Hey Tammy, Thank you. Yes the gin will have a stronger flavor, at the end of the day it's not a big deal-it's just vinegar.
Hi! Thank you for this...I have a lovely little cup and a half of maple sap (tree branch cutting, but didn't think of collecting the sap at first as it was a bit distressing to see the tree like that), so i am halving your recipe.
Question: do you leave the "rubbery jelly fish" substance in the jar or do you remove it?
Thank you so much.
The rubbery jellyfish is the mother. If it's in the finished jar, it's a good thing, you can discard it when it's finished, or use it to start more vinegar.
Hello! I followed the recipe with maple sap I tapped on my property. I started the process on 6.25.2022. I got a little ring of “mother” around the rim, but that’s it. I’ve tasted it a few times over the course and it kind of tastes sour…but not in a good way? I’m not sure if I messed something up, if it’s safe to eat or maybe I just don’t like maple vinegar. Which would shock me because I love all vinegar. Wasn’t sure if you could provide feedback or advice. Thanks so much!
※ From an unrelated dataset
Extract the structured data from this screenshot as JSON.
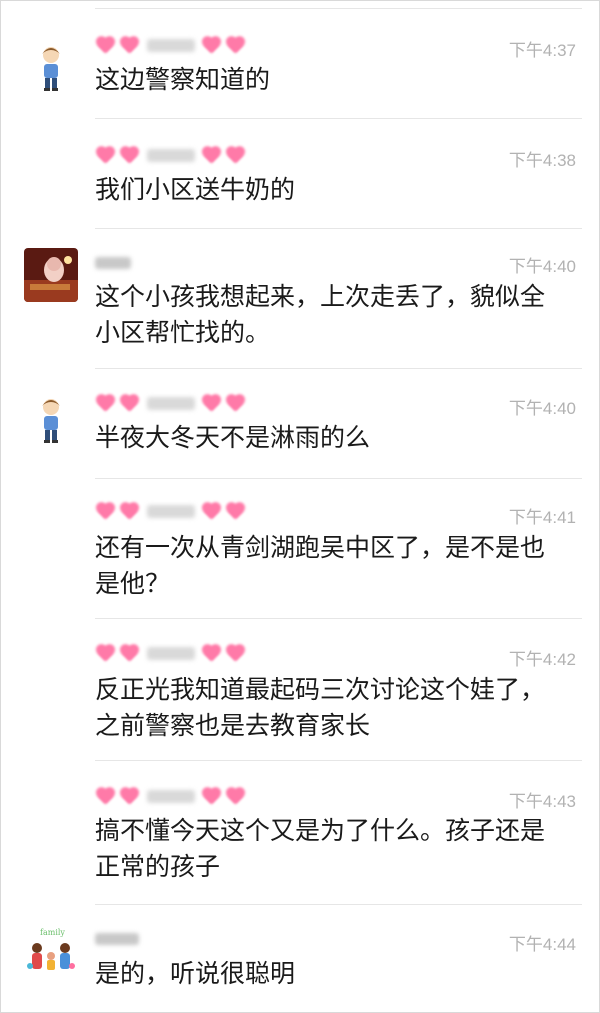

Hi Tanya, so, I would make sure you followed the method as directed, this has been tested by myself and a bunch of other people. A "ring" of mother sounds like it could be Kahm yeast to me. As long as the liquid is allowed to respire there should be no issues. If you really like making homemade vinegar, you might try my fruit scrap vinegar.